What are you hoping that your “one command” actually achieves?

Are you looking to run your application locally? Create developer specific infrastructure in a cloud? Install development tools locally? Checkout application code ready for usage?

Thank you. What I’m trying to achieve locally: a guy in the team is developing frontend. I want to clone his repo and get up and running with single command, ideally without polluting my machine, fiddling with versions of node, react, vue, postgres, all those crazy frontend tools like webpack and whatnot - basically I don’t care what stack he uses, I just want to be able to quickly jump in and fix small bugs.

That sounds like something that Docker could be useful for. You’d pull down images containing the correct versions of the database, node, etc. and mount in your checked out code. We do something similar, however we use docker-compose to manage this rather than Vagrant or Terraform.

that sounds good. docker has become de-facto standard. I always had some trouble configuring file system access and being able to just open editor and tweak the code, but I guess that has some simple solution. If I understand correctly, the ideal solution that is achievable is to have a repo that I can clone and just run docker-compose up , right?

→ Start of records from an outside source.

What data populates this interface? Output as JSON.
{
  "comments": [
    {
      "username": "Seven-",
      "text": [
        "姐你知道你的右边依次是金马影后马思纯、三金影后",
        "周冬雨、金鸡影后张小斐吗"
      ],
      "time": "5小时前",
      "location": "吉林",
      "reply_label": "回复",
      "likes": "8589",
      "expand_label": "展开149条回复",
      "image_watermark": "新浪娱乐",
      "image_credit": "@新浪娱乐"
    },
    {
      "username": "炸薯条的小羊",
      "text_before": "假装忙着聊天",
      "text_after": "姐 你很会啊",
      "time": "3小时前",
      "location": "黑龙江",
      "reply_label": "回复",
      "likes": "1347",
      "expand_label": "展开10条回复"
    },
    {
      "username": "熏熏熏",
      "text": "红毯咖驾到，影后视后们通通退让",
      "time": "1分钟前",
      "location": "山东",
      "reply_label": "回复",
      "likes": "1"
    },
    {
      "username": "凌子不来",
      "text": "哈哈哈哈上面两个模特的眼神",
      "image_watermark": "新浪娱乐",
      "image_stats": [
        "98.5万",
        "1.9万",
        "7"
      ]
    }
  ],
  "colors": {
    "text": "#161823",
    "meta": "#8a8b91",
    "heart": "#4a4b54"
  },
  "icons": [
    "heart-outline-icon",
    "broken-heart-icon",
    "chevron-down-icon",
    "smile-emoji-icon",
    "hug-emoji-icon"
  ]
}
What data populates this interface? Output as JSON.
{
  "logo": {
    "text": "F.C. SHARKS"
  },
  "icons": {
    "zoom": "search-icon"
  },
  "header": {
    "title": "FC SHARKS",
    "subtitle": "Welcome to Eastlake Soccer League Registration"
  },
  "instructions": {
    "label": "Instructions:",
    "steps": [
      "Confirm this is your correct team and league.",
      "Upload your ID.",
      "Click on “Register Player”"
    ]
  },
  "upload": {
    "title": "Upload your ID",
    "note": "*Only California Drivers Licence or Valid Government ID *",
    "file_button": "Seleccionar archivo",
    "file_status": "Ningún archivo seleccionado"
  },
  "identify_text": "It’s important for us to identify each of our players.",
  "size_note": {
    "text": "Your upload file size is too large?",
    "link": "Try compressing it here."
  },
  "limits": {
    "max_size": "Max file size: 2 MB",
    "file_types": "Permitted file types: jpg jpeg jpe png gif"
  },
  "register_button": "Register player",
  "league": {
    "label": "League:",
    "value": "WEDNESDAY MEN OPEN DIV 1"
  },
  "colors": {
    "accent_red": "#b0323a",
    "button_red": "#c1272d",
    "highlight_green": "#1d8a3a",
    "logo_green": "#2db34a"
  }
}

That’s what we have yes. The code repo for the application also contains a docker-compose.yaml file detailing what is needed to run it locally. Then the developer can just run docker-compose up to start all the different bits, including mounting the code that they are working on. Depending on the language being used subsequent changes might be instantly applied, might need a container restart or might need a compilation step (which might be done via your IDE) and a container restart.